Executives may need personal coverage

David Marchione
Some years ago, while working for the Workplace Safety and Insurance Board in Ontario, I adjudicated a claim where the owner of a small construction company sustained a broken leg when he fell off a block wall to the ground. I had the unpleasant task of advising him that, as the owner and unlike his employees, he did not automatically have workers’ compensation coverage and that I could not authorize any health care or wage loss benefits for him, as he had not purchased any optional coverage for himself through the compensation board. Understandably, he was not pleased.

Companies often assume once they register for coverage with their respective provincial compensation board, all employees are entitled to the same coverage and benefits in case of a workplace injury or illness. Company owners, directors and executive officers often assume if they are providing labour, or working as part of the day-to-day business activities, they are entitled to compensation benefits in the event of a workplace accident. That is not always the case, as these individuals are generally not considered to be “workers” as defined by their respective compensation board.

While some jurisdictions, such as New Brunswick, Newfoundland and Labrador, Saskatchewan and the Yukon include directors and executive officers in the definition of “worker” if they are maintained on the company’s payroll, other jurisdictions, including British Columbia, Alberta, Ontario, Nova Scotia and the Northwest Territories and Nunavut exclude business owners, directors, executive officers and partners in a partnership from automatic coverage.

It is important each company confirm who is covered within its organization and who is exempt in order to ensure proper coverage for all who require it. This becomes especially important if the owners, directors or executive officers are “working” executives and providing labour services for the organization, as an injury may leave them without a source of income if they do not have other insurance coverage.

In those jurisdictions where certain individuals are excluded from automatic coverage, including owners, executive officers and directors, those individuals can opt in to the compensation scheme by purchasing individual coverage. Such coverage goes by different names, including personal optional protection (British Columbia), personal coverage (Alberta) or optional insurance (Ontario). Generally, this type of insurance can be purchased at the employer’s premium rate, and is based on the purchaser’s level of income up to the maximum insurable earnings in that province.

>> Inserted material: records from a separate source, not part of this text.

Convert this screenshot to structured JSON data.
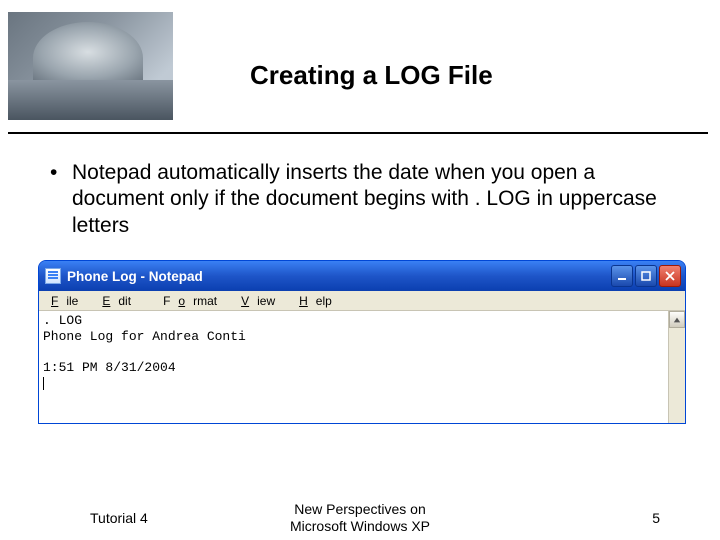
{
  "slide": {
    "title": "Creating a LOG File",
    "bullet": "Notepad automatically inserts the date when you open a document only if the document begins with . LOG in uppercase letters"
  },
  "notepad": {
    "title": "Phone Log - Notepad",
    "menus": {
      "file_u": "F",
      "file_r": "ile",
      "edit_u": "E",
      "edit_r": "dit",
      "format_u": "o",
      "format_pre": "F",
      "format_r": "rmat",
      "view_u": "V",
      "view_r": "iew",
      "help_u": "H",
      "help_r": "elp"
    },
    "content": {
      "line1": ". LOG",
      "line2": "Phone Log for Andrea Conti",
      "line3": "",
      "line4": "1:51 PM 8/31/2004"
    }
  },
  "footer": {
    "left": "Tutorial 4",
    "center_l1": "New Perspectives on",
    "center_l2": "Microsoft Windows XP",
    "page": "5"
  }
}
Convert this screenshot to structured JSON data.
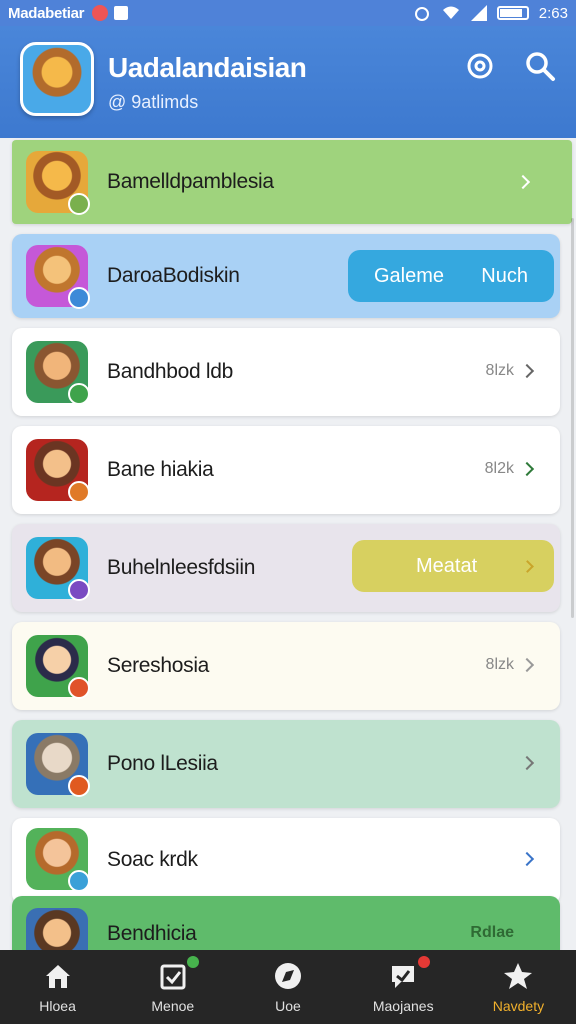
{
  "status_bar": {
    "carrier": "Madabetiar",
    "time": "2:63"
  },
  "header": {
    "title": "Uadalandaisian",
    "subtitle": "@ 9atlimds"
  },
  "rows": [
    {
      "label": "Bamelldpamblesia",
      "meta": "",
      "bg": "#9fd37d",
      "badge": "#7ab04d"
    },
    {
      "label": "DaroaBodiskin",
      "bg": "#a9d1f5",
      "badge": "#3d8ad8",
      "pill_left": "Galeme",
      "pill_right": "Nuch",
      "pill_color": "#35a8df"
    },
    {
      "label": "Bandhbod ldb",
      "meta": "8lzk",
      "bg": "#ffffff",
      "badge": "#3fa34b"
    },
    {
      "label": "Bane hiakia",
      "meta": "8l2k",
      "bg": "#ffffff",
      "badge": "#e07a28"
    },
    {
      "label": "Buhelnleesfdsiin",
      "bg": "#e8e4ec",
      "badge": "#7a4ac2",
      "pill_left": "Meatat",
      "pill_color": "#d7d060"
    },
    {
      "label": "Sereshosia",
      "meta": "8lzk",
      "bg": "#fdfbf1",
      "badge": "#e0532a"
    },
    {
      "label": "Pono lLesiia",
      "meta": "",
      "bg": "#bfe2cf",
      "badge": "#e05a20"
    },
    {
      "label": "Soac krdk",
      "meta": "",
      "bg": "#ffffff",
      "badge": "#3aa0d8"
    },
    {
      "label": "Bendhicia",
      "meta": "Rdlae",
      "bg": "#5fbb6b",
      "badge": "#c25a2a"
    }
  ],
  "nav": [
    {
      "label": "Hloea",
      "icon": "home-icon"
    },
    {
      "label": "Menoe",
      "icon": "inbox-icon"
    },
    {
      "label": "Uoe",
      "icon": "compass-icon"
    },
    {
      "label": "Maojanes",
      "icon": "message-icon"
    },
    {
      "label": "Navdety",
      "icon": "star-icon",
      "active": true
    }
  ],
  "colors": {
    "header": "#3d79cf",
    "nav_bg": "#262626",
    "nav_active": "#f1b02c"
  }
}
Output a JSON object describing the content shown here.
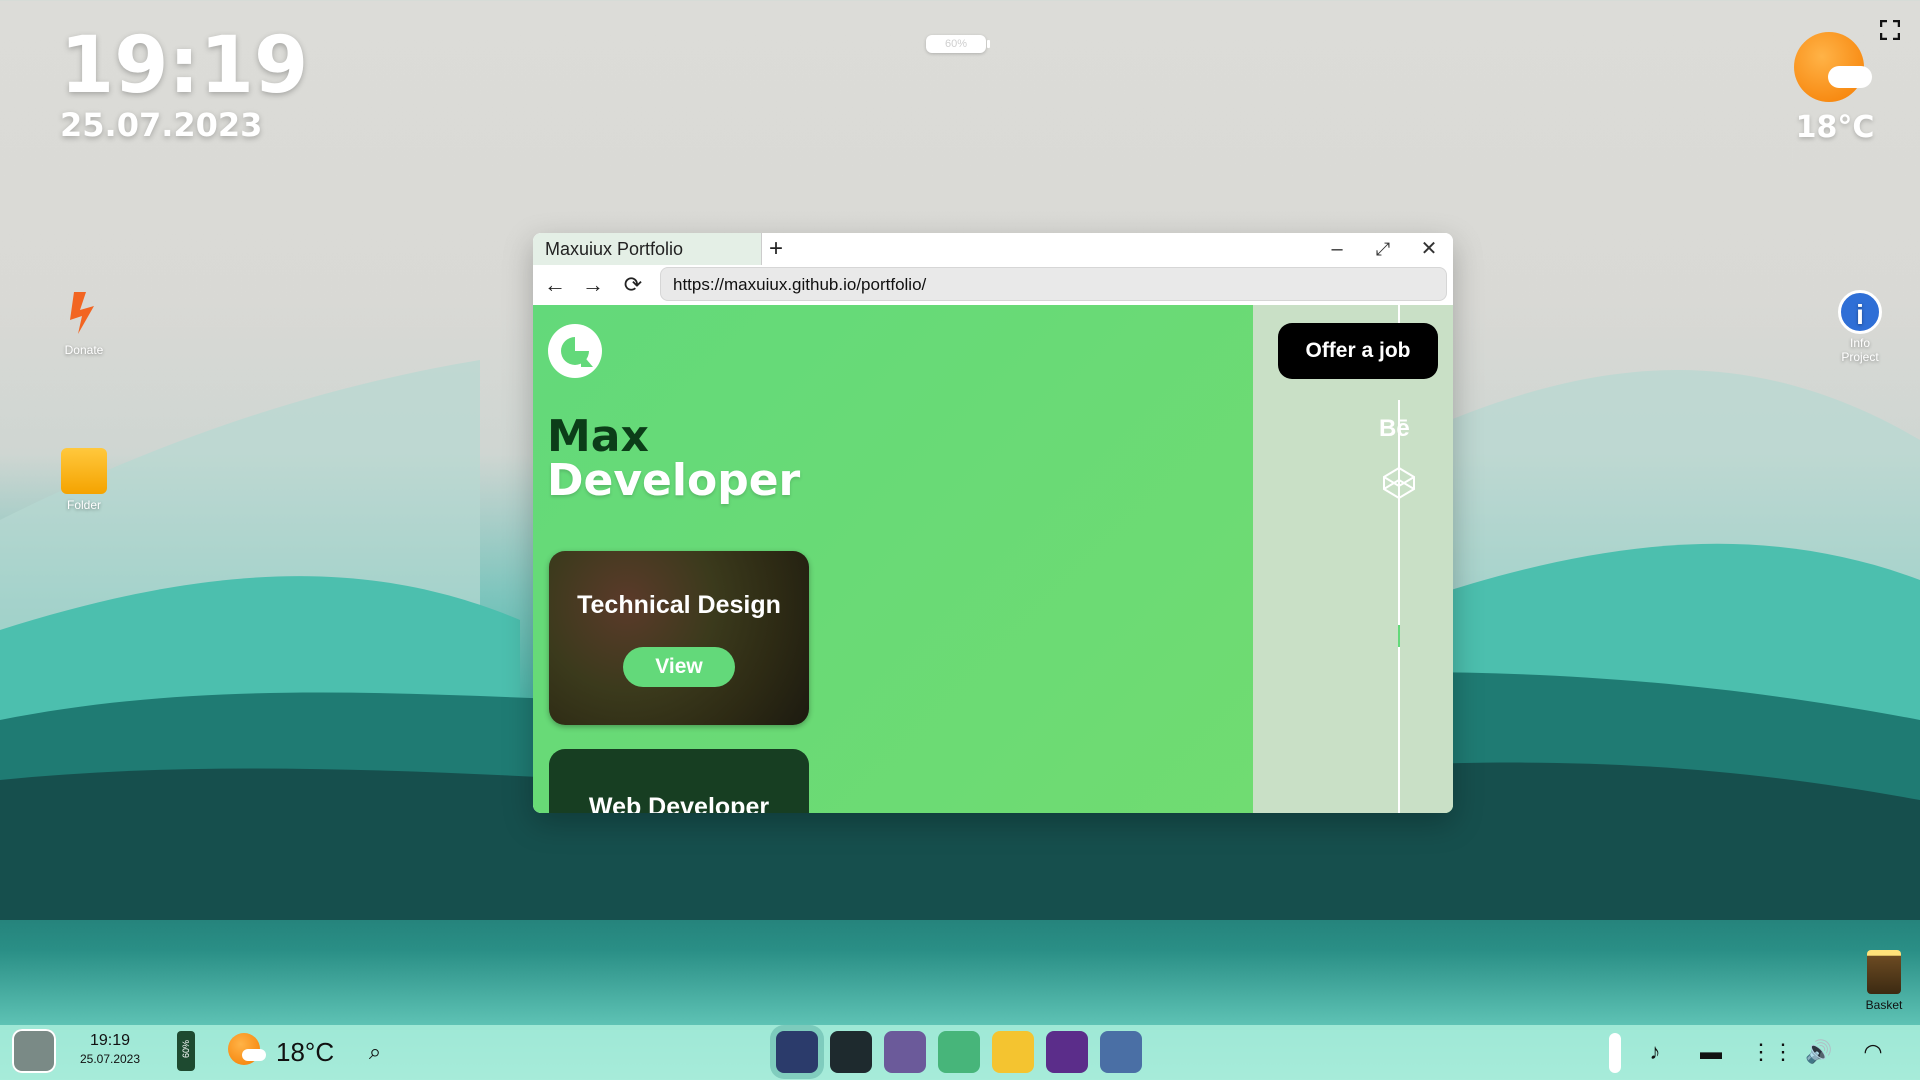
{
  "desktop": {
    "clock_time": "19:19",
    "clock_date": "25.07.2023",
    "battery_percent": "60%",
    "weather_temp": "18°C",
    "icons": [
      {
        "label": "Donate",
        "icon": "donate-icon"
      },
      {
        "label": "Folder",
        "icon": "folder-icon"
      },
      {
        "label": "Info Project",
        "icon": "info-icon"
      },
      {
        "label": "Basket",
        "icon": "trash-icon"
      }
    ]
  },
  "browser": {
    "tab_title": "Maxuiux Portfolio",
    "url": "https://maxuiux.github.io/portfolio/",
    "page": {
      "title_line1": "Max",
      "title_line2": "Developer",
      "offer_button": "Offer a job",
      "behance_label": "Bē",
      "cards": [
        {
          "title": "Technical Design",
          "button": "View"
        },
        {
          "title": "Web Developer"
        }
      ]
    }
  },
  "taskbar": {
    "time": "19:19",
    "date": "25.07.2023",
    "battery": "60%",
    "weather_temp": "18°C",
    "apps": [
      "browser-icon",
      "terminal-icon",
      "calculator-icon",
      "game-icon",
      "notes-icon",
      "paint-icon",
      "settings-icon"
    ]
  },
  "colors": {
    "accent": "#63d97a",
    "dark_green": "#0c3d18",
    "panel": "#c9e0c6"
  }
}
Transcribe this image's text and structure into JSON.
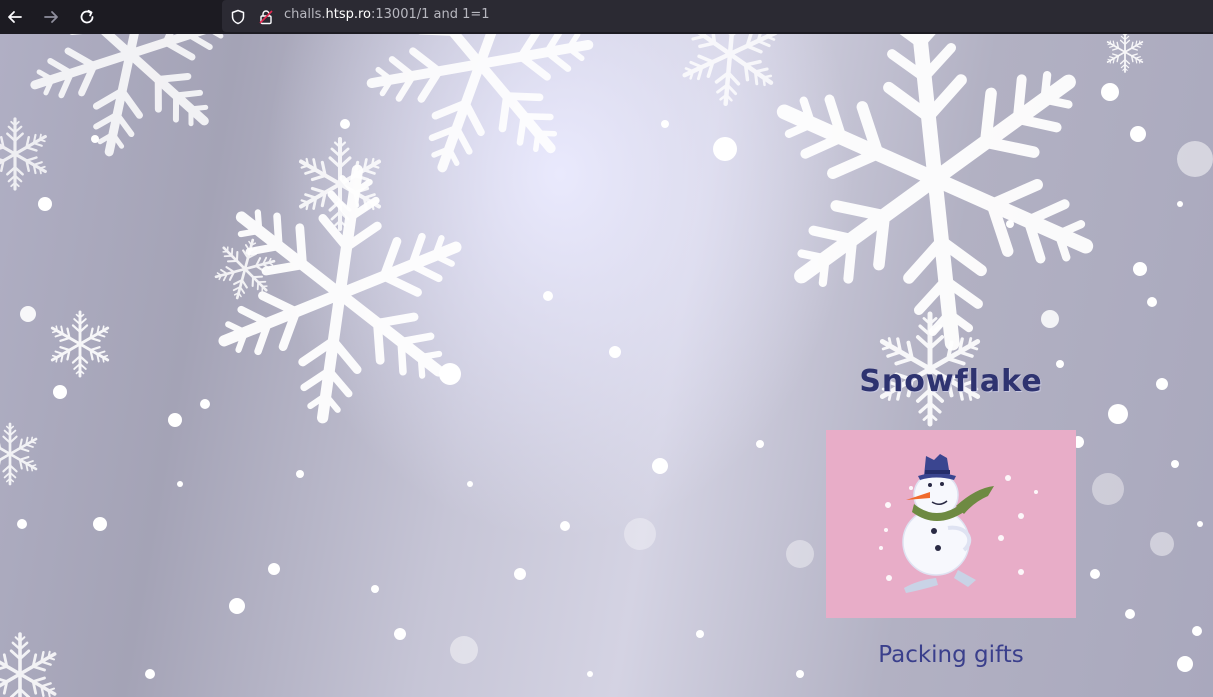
{
  "browser": {
    "url_prefix": "challs.",
    "url_host": "htsp.ro",
    "url_suffix": ":13001/1 and 1=1"
  },
  "page": {
    "title": "Snowflake",
    "card_caption": "Packing gifts"
  },
  "icons": [
    "back-arrow-icon",
    "forward-arrow-icon",
    "reload-icon",
    "shield-icon",
    "lock-icon"
  ]
}
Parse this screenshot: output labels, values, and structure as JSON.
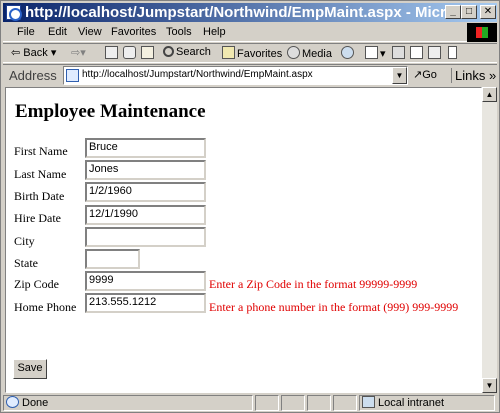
{
  "window": {
    "title": "http://localhost/Jumpstart/Northwind/EmpMaint.aspx - Micros...",
    "min_glyph": "0",
    "max_glyph": "□",
    "close_glyph": "✕"
  },
  "menu": {
    "items": [
      "File",
      "Edit",
      "View",
      "Favorites",
      "Tools",
      "Help"
    ]
  },
  "toolbar": {
    "back_label": "Back",
    "back_arrow": "⇦",
    "forward_arrow": "⇨",
    "search_label": "Search",
    "favorites_label": "Favorites",
    "media_label": "Media"
  },
  "address": {
    "label": "Address",
    "url": "http://localhost/Jumpstart/Northwind/EmpMaint.aspx",
    "go_label": "Go",
    "links_label": "Links"
  },
  "page": {
    "title": "Employee Maintenance",
    "fields": {
      "first_name": {
        "label": "First Name",
        "value": "Bruce"
      },
      "last_name": {
        "label": "Last Name",
        "value": "Jones"
      },
      "birth_date": {
        "label": "Birth Date",
        "value": "1/2/1960"
      },
      "hire_date": {
        "label": "Hire Date",
        "value": "12/1/1990"
      },
      "city": {
        "label": "City",
        "value": ""
      },
      "state": {
        "label": "State",
        "value": ""
      },
      "zip_code": {
        "label": "Zip Code",
        "value": "9999"
      },
      "home_phone": {
        "label": "Home Phone",
        "value": "213.555.1212"
      }
    },
    "errors": {
      "zip_code": "Enter a Zip Code in the format 99999-9999",
      "home_phone": "Enter a phone number in the format (999) 999-9999"
    },
    "save_label": "Save"
  },
  "status": {
    "text": "Done",
    "zone": "Local intranet"
  },
  "colors": {
    "error": "#e00000",
    "titlebar_start": "#0a246a",
    "titlebar_end": "#a6caf0",
    "chrome": "#d4d0c8"
  },
  "icons": [
    "ie-logo-icon",
    "back-arrow-icon",
    "forward-arrow-icon",
    "stop-icon",
    "refresh-icon",
    "home-icon",
    "search-icon",
    "favorites-icon",
    "media-icon",
    "history-icon",
    "mail-icon",
    "print-icon",
    "edit-icon",
    "discuss-icon",
    "page-icon",
    "go-arrow-icon",
    "windows-logo-icon",
    "local-intranet-icon"
  ]
}
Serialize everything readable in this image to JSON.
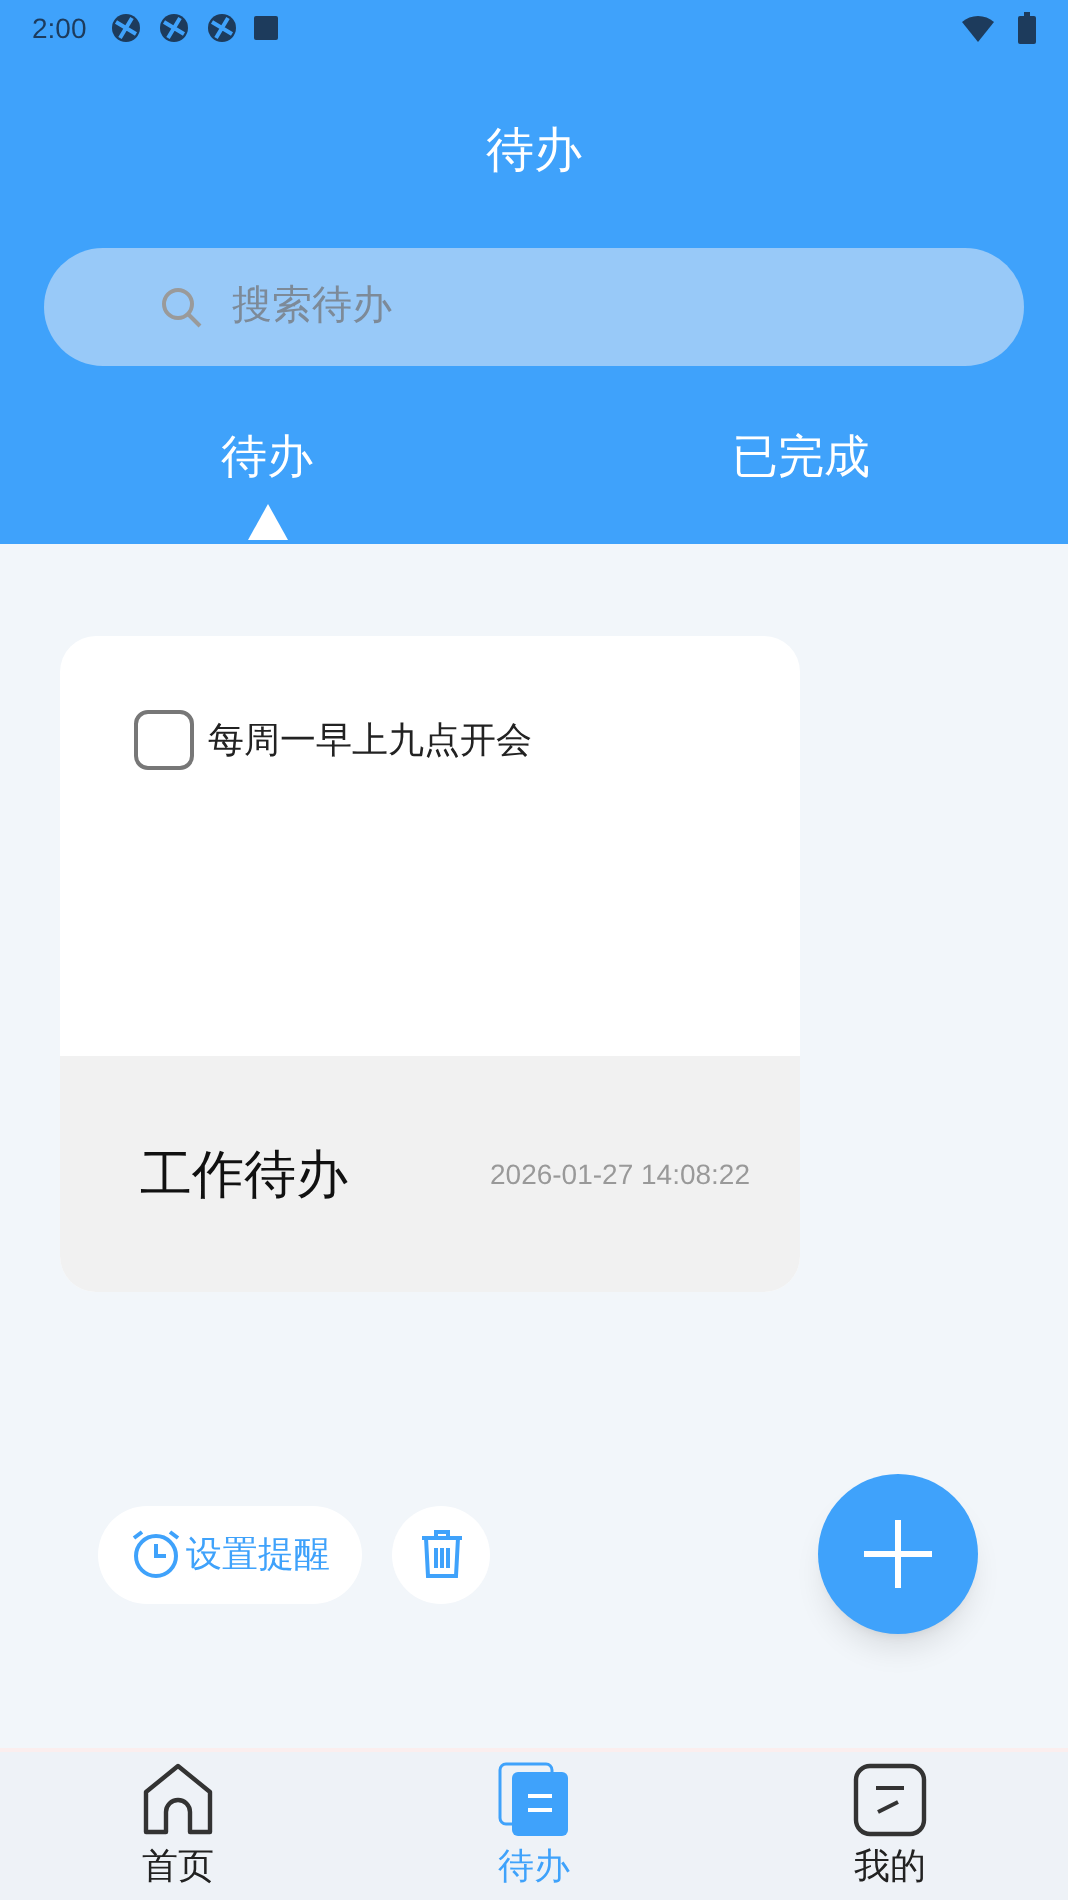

When a director or executive has purchased individual coverage through the compensation board, he is then considered to be a “worker” in the same manner as those who are automatically covered by the compensation scheme. In the case of a workplace injury, he may be entitled to health care and other benefits, and would be precluded from being able to bring an action against the employer and others.

It is important for organizations to confirm whether or not their executives are covered by their respective compensation boards for two reasons. First, if directors and executive officers are automatically covered, the organization must ensure their payroll is being reported to the compensation board accurately. This can help prevent a retroactive adjustment for unpaid premiums in the event of an audit by the compensation board or, in a worst-case scenario, potential charges under the applicable workers’ compensation legislation. Second, if directors and executive officers are not automatically covered, companies should ensure their earnings are not being included with payroll information to the compensation board. This will help avoid unnecessary overpayment of premiums.

David Marchione is an occupational health and safety consultant and paralegal at Fasken Martineau DuMoulin in Toronto.

This article originally appeared in the October/November 2015 issue of COS.